The time is some 1,000 years in the future, after negligent Earthlings have turned their planet from a paradise into a garbage dump. Regular humans have been evacuated to a new planet, Nova Prime, while the bravest and strongest of them work as Rangers, intergalactic policemen who tangle with bug-like alien monsters called Ursas (shades of Starship Troopers) who constantly threaten Earthlings just for the hell of it.
The bravest and strongest of the Rangers is Cypher Raige (Will Smith), who has learned how to defeat Ursas by suppressing his fear, which the beasts can smell.
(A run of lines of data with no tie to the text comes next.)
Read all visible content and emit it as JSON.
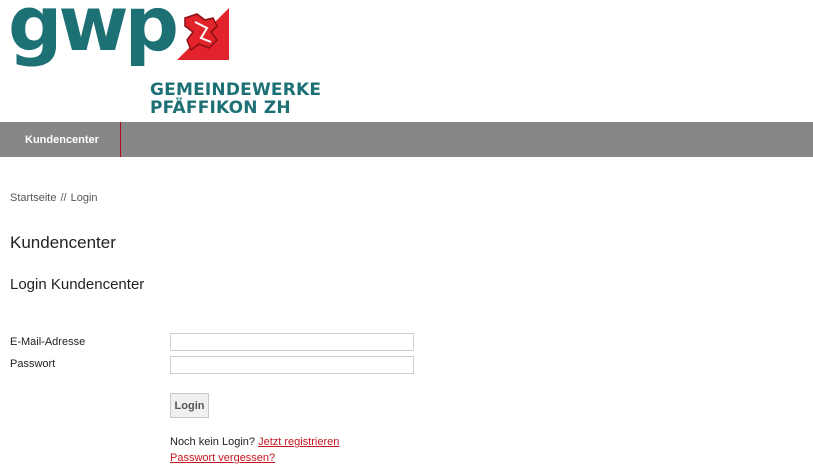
{
  "brand": {
    "logo_text": "gwp",
    "name_line1": "GEMEINDEWERKE",
    "name_line2": "PFÄFFIKON ZH",
    "color_primary": "#1d7175",
    "color_accent": "#c6161f",
    "crest_icon": "coat-of-arms-icon"
  },
  "nav": {
    "items": [
      {
        "label": "Kundencenter"
      }
    ],
    "background": "#878787"
  },
  "breadcrumb": {
    "home": "Startseite",
    "separator": "//",
    "current": "Login"
  },
  "main": {
    "title": "Kundencenter",
    "subtitle": "Login Kundencenter"
  },
  "form": {
    "email_label": "E-Mail-Adresse",
    "email_value": "",
    "password_label": "Passwort",
    "password_value": "",
    "submit_label": "Login",
    "no_login_text": "Noch kein Login?",
    "register_link": "Jetzt registrieren",
    "forgot_link": "Passwort vergessen?"
  }
}
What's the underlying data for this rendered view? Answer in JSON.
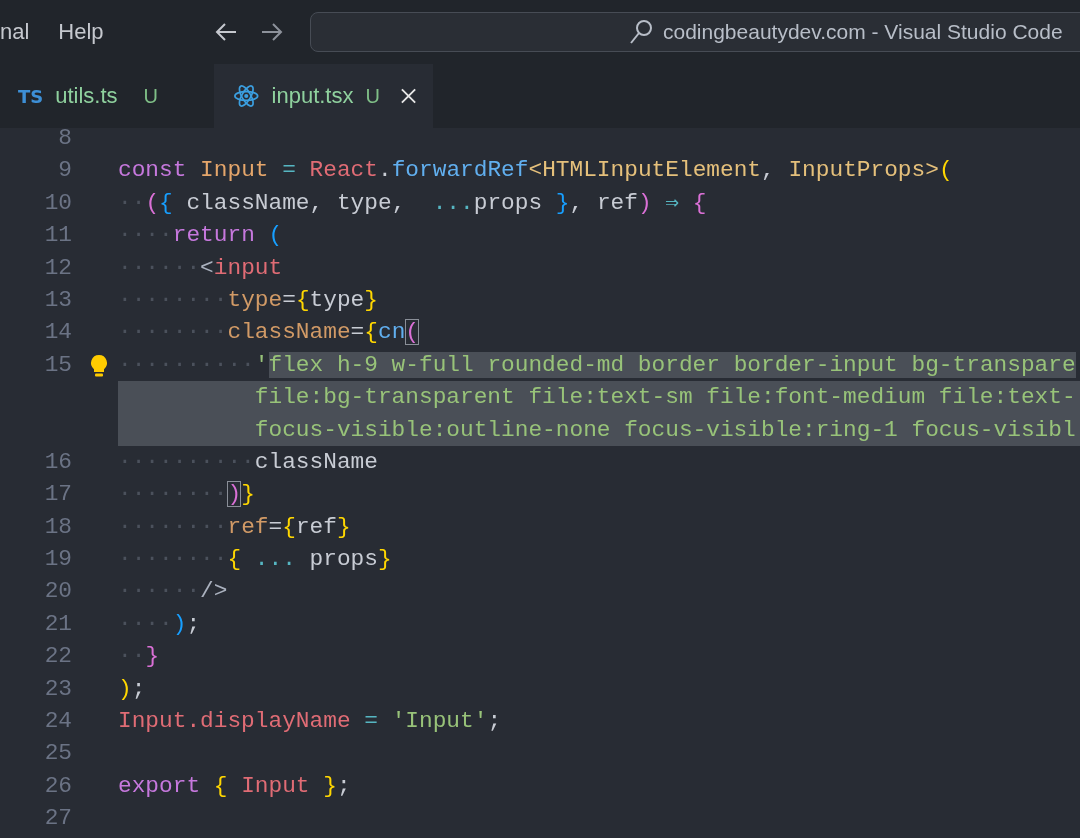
{
  "menu": [
    "nal",
    "Help"
  ],
  "command_center": {
    "text": "codingbeautydev.com - Visual Studio Code"
  },
  "tabs": [
    {
      "kind": "typescript",
      "icon_text": "TS",
      "label": "utils.ts",
      "status": "U",
      "selected": false
    },
    {
      "kind": "react",
      "label": "input.tsx",
      "status": "U",
      "selected": true
    }
  ],
  "editor": {
    "lines": [
      {
        "number": "8",
        "lightbulb": false
      },
      {
        "number": "9",
        "lightbulb": false,
        "tokens": [
          {
            "kind": "keyword",
            "text": "const"
          },
          {
            "kind": "const-name",
            "text": " Input"
          },
          {
            "kind": "operator",
            "text": " ="
          },
          {
            "kind": "object",
            "text": " React"
          },
          {
            "kind": "plain",
            "text": "."
          },
          {
            "kind": "function",
            "text": "forwardRef"
          },
          {
            "kind": "type",
            "text": "<HTMLInputElement"
          },
          {
            "kind": "plain",
            "text": ","
          },
          {
            "kind": "type",
            "text": " InputProps>"
          },
          {
            "kind": "bracket-1",
            "text": "("
          }
        ]
      },
      {
        "number": "10",
        "lightbulb": false,
        "tokens": [
          {
            "kind": "indent",
            "text": "··"
          },
          {
            "kind": "bracket-2",
            "text": "("
          },
          {
            "kind": "bracket-3",
            "text": "{"
          },
          {
            "kind": "plain",
            "text": " className, type, "
          },
          {
            "kind": "operator",
            "text": " ..."
          },
          {
            "kind": "plain",
            "text": "props"
          },
          {
            "kind": "bracket-3",
            "text": " }"
          },
          {
            "kind": "plain",
            "text": ", ref"
          },
          {
            "kind": "bracket-2",
            "text": ")"
          },
          {
            "kind": "operator",
            "text": " ⇒"
          },
          {
            "kind": "bracket-2",
            "text": " {"
          }
        ]
      },
      {
        "number": "11",
        "lightbulb": false,
        "tokens": [
          {
            "kind": "indent",
            "text": "····"
          },
          {
            "kind": "keyword",
            "text": "return"
          },
          {
            "kind": "bracket-3",
            "text": " ("
          }
        ]
      },
      {
        "number": "12",
        "lightbulb": false,
        "tokens": [
          {
            "kind": "indent",
            "text": "······"
          },
          {
            "kind": "punct",
            "text": "<"
          },
          {
            "kind": "tag",
            "text": "input"
          }
        ]
      },
      {
        "number": "13",
        "lightbulb": false,
        "tokens": [
          {
            "kind": "indent",
            "text": "········"
          },
          {
            "kind": "attr",
            "text": "type"
          },
          {
            "kind": "plain",
            "text": "="
          },
          {
            "kind": "bracket-1",
            "text": "{"
          },
          {
            "kind": "plain",
            "text": "type"
          },
          {
            "kind": "bracket-1",
            "text": "}"
          }
        ]
      },
      {
        "number": "14",
        "lightbulb": false,
        "tokens": [
          {
            "kind": "indent",
            "text": "········"
          },
          {
            "kind": "attr",
            "text": "className"
          },
          {
            "kind": "plain",
            "text": "="
          },
          {
            "kind": "bracket-1",
            "text": "{"
          },
          {
            "kind": "function",
            "text": "cn"
          },
          {
            "kind": "bracket-match",
            "text": "("
          }
        ]
      },
      {
        "number": "15",
        "lightbulb": true,
        "rows": [
          {
            "tokens": [
              {
                "kind": "indent",
                "text": "··········",
                "selected": false
              },
              {
                "kind": "string",
                "text": "'",
                "selected": false
              },
              {
                "kind": "string",
                "text": "flex h-9 w-full rounded-md border border-input bg-transpare",
                "selected": true
              }
            ]
          },
          {
            "tokens": [
              {
                "kind": "string",
                "text": "file:bg-transparent file:text-sm file:font-medium file:text-",
                "selected": true
              }
            ]
          },
          {
            "tokens": [
              {
                "kind": "string",
                "text": "focus-visible:outline-none focus-visible:ring-1 focus-visibl",
                "selected": true
              }
            ]
          }
        ]
      },
      {
        "number": "16",
        "lightbulb": false,
        "tokens": [
          {
            "kind": "indent",
            "text": "··········"
          },
          {
            "kind": "plain",
            "text": "className"
          }
        ]
      },
      {
        "number": "17",
        "lightbulb": false,
        "tokens": [
          {
            "kind": "indent",
            "text": "········"
          },
          {
            "kind": "bracket-match",
            "text": ")"
          },
          {
            "kind": "bracket-1",
            "text": "}"
          }
        ]
      },
      {
        "number": "18",
        "lightbulb": false,
        "tokens": [
          {
            "kind": "indent",
            "text": "········"
          },
          {
            "kind": "attr",
            "text": "ref"
          },
          {
            "kind": "plain",
            "text": "="
          },
          {
            "kind": "bracket-1",
            "text": "{"
          },
          {
            "kind": "plain",
            "text": "ref"
          },
          {
            "kind": "bracket-1",
            "text": "}"
          }
        ]
      },
      {
        "number": "19",
        "lightbulb": false,
        "tokens": [
          {
            "kind": "indent",
            "text": "········"
          },
          {
            "kind": "bracket-1",
            "text": "{"
          },
          {
            "kind": "operator",
            "text": " ..."
          },
          {
            "kind": "plain",
            "text": " props"
          },
          {
            "kind": "bracket-1",
            "text": "}"
          }
        ]
      },
      {
        "number": "20",
        "lightbulb": false,
        "tokens": [
          {
            "kind": "indent",
            "text": "······"
          },
          {
            "kind": "punct",
            "text": "/>"
          }
        ]
      },
      {
        "number": "21",
        "lightbulb": false,
        "tokens": [
          {
            "kind": "indent",
            "text": "····"
          },
          {
            "kind": "bracket-3",
            "text": ")"
          },
          {
            "kind": "plain",
            "text": ";"
          }
        ]
      },
      {
        "number": "22",
        "lightbulb": false,
        "tokens": [
          {
            "kind": "indent",
            "text": "··"
          },
          {
            "kind": "bracket-2",
            "text": "}"
          }
        ]
      },
      {
        "number": "23",
        "lightbulb": false,
        "tokens": [
          {
            "kind": "bracket-1",
            "text": ")"
          },
          {
            "kind": "plain",
            "text": ";"
          }
        ]
      },
      {
        "number": "24",
        "lightbulb": false,
        "tokens": [
          {
            "kind": "object",
            "text": "Input.displayName"
          },
          {
            "kind": "operator",
            "text": " ="
          },
          {
            "kind": "string",
            "text": " 'Input'"
          },
          {
            "kind": "plain",
            "text": ";"
          }
        ]
      },
      {
        "number": "25",
        "lightbulb": false
      },
      {
        "number": "26",
        "lightbulb": false,
        "tokens": [
          {
            "kind": "keyword",
            "text": "export"
          },
          {
            "kind": "bracket-1",
            "text": " {"
          },
          {
            "kind": "object",
            "text": " Input"
          },
          {
            "kind": "bracket-1",
            "text": " }"
          },
          {
            "kind": "plain",
            "text": ";"
          }
        ]
      },
      {
        "number": "27",
        "lightbulb": false
      }
    ]
  }
}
This skill is called “ghosting,” and it’s just one of the things Raige’s son Kitai (Jaden Smith) aspires to do, on that happy day when he becomes a Ranger himself.
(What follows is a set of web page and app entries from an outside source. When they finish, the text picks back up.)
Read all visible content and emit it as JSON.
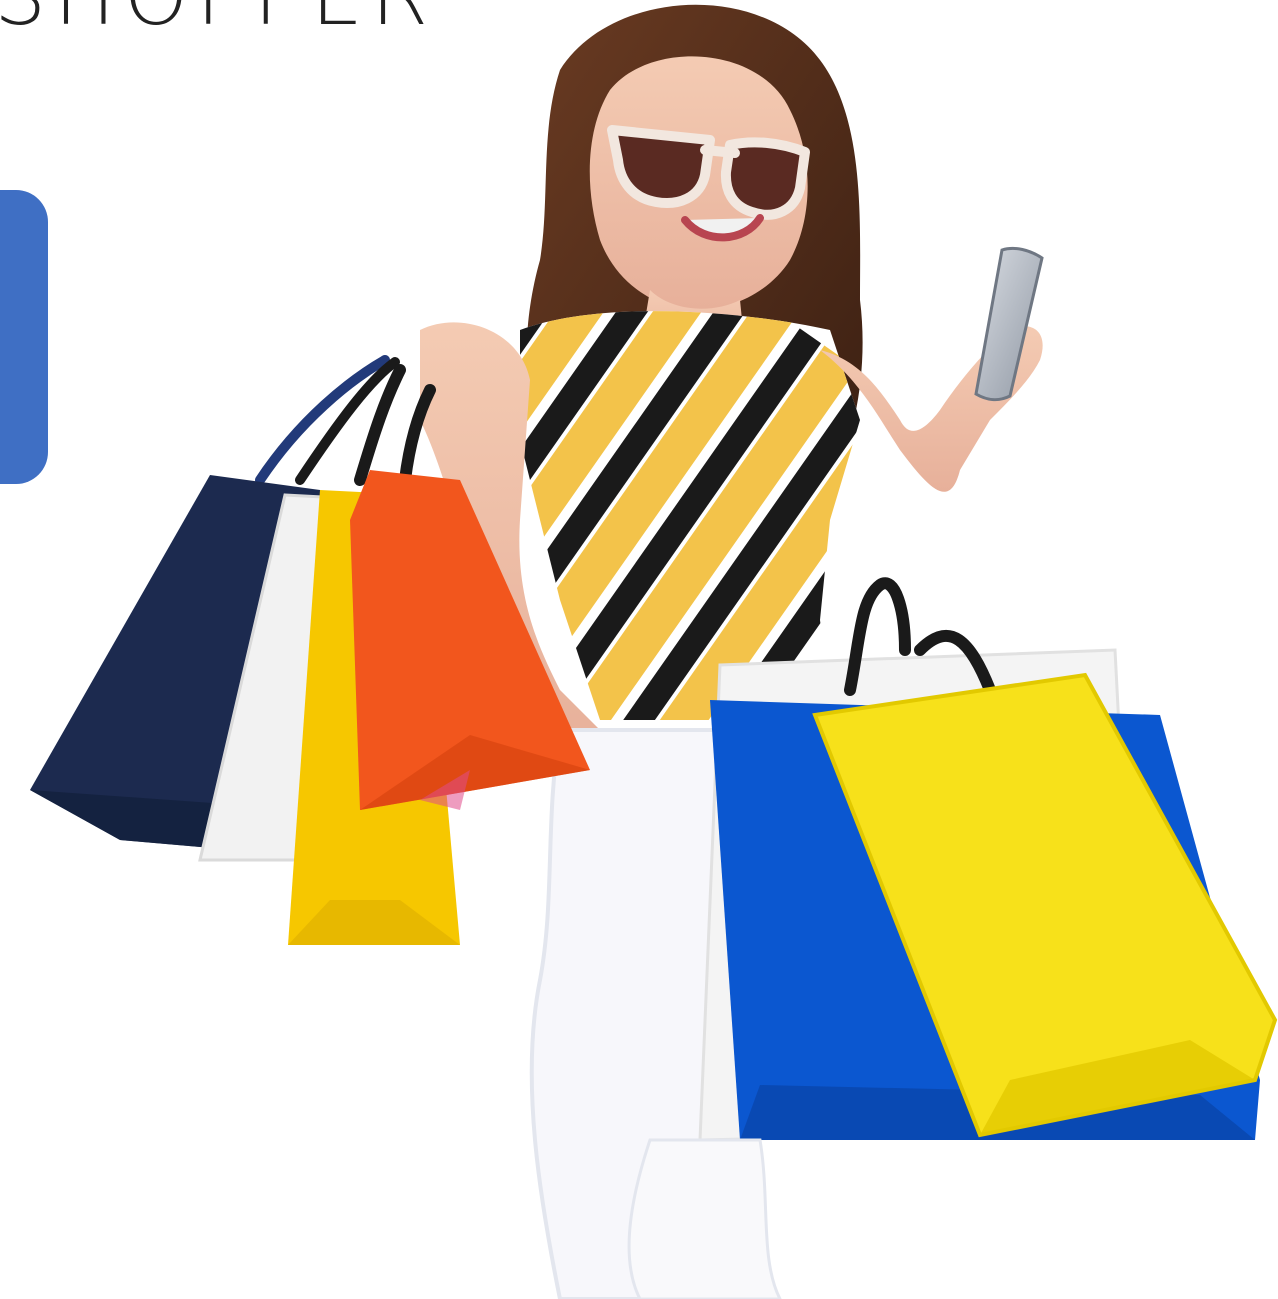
{
  "header": {
    "headline_text": "SHOPPER"
  },
  "side_tab": {
    "color": "#3f6fc4"
  },
  "hero": {
    "subject": "woman-with-shopping-bags",
    "bag_colors": [
      "#1c2a4f",
      "#f2f2f2",
      "#f6c700",
      "#f2561d",
      "#0b57d0",
      "#f7e11a"
    ],
    "top_stripe_colors": [
      "#1a1a1a",
      "#f3c34a",
      "#ffffff"
    ]
  }
}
But as the story begins, Kitai is told by a Ranger chief that he’s “not ready” for prime time, because he has a tendency to fade in the field — a comment that also serves as criticism of Jaden’s underachieving acting.
Daddy Raige, small on emotion but big on bromides (“Danger is very real, but fear is a choice”), decides the thing to do is to bring brooding Kitai along on a patrol. And when their spaceship crashes on a planet very much like Earth (twist alert!), sans humans, it’s suddenly up to Kitai to save the day.
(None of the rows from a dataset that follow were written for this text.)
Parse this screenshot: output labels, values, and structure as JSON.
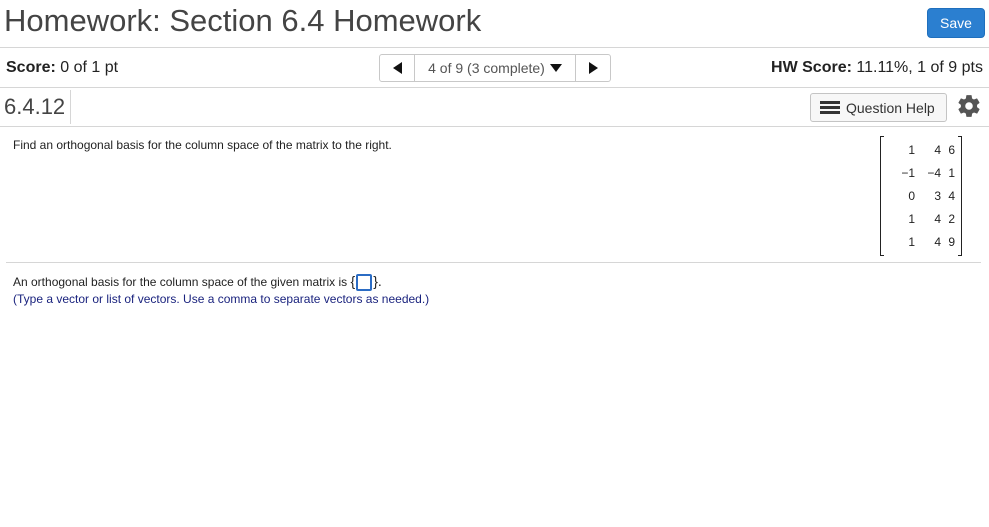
{
  "header": {
    "title": "Homework: Section 6.4 Homework",
    "save_label": "Save"
  },
  "score_bar": {
    "score_label": "Score:",
    "score_value": "0 of 1 pt",
    "pager_text": "4 of 9 (3 complete)",
    "hw_score_label": "HW Score:",
    "hw_score_value": "11.11%, 1 of 9 pts"
  },
  "question_bar": {
    "number": "6.4.12",
    "help_label": "Question Help",
    "settings_icon": "gear-icon",
    "help_icon": "list-icon"
  },
  "question": {
    "prompt": "Find an orthogonal basis for the column space of the matrix to the right.",
    "matrix": [
      [
        "1",
        "4",
        "6"
      ],
      [
        "−1",
        "−4",
        "1"
      ],
      [
        "0",
        "3",
        "4"
      ],
      [
        "1",
        "4",
        "2"
      ],
      [
        "1",
        "4",
        "9"
      ]
    ]
  },
  "answer": {
    "text": "An orthogonal basis for the column space of the given matrix is",
    "open_brace": "{",
    "close_brace": "}.",
    "hint": "(Type a vector or list of vectors. Use a comma to separate vectors as needed.)"
  },
  "colors": {
    "accent": "#2b7fd0",
    "hint_text": "#1a237e",
    "answer_box_border": "#2b6cc4"
  }
}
Cypher breaks both legs in the crash, obliging him to remain in the ship (which resembles the interior of a whale). He Skypes commands to Kitai while the lad embarks upon a 100-km jungle trek to recover a lost homing beacon that may save them. The beacon was in the tail of the ruined spaceship, which also contained an imprisoned Ursa.
We’re advised that this hostile land freezes solid each and every night, but this doesn’t seem to affect the flourishing greenery, flowing rivers and waterfalls that Kitai must traverse. Nor does it stop the baboons, birds of prey, carnivorous animals and other subpar CGI creations that Kitai must fight, when he’s not falling into a coma, as he regularly does.
Details, schmetails. They obviously didn’t concern Will Smith, who wrote the story that Shyamalan and Gary Whitta (The Book of Eli) have awkwardly adapted for the screen.
Will and his wife Jada Pinkett Smith, Jaden’s mom, also have production credits on After Earth. The family connections give the strong aroma of a vanity project designed to bolster Jaden’s dubious acting career, which his inert performance in The Karate Kid remake should have already settled.
The parental interest is admirable, especially Will’s thoughtful decision to downshift his own acting so as not to upstage his son. Will hasn’t been this immobile since he was poisoned by a jellyfish in the calamity called Seven Pounds.
Yet we all know what road is paved with good intentions, and it’s not the one leading to multiplexes showing After Earth.
Peter Howell is a syndicated Toronto Star movie critic.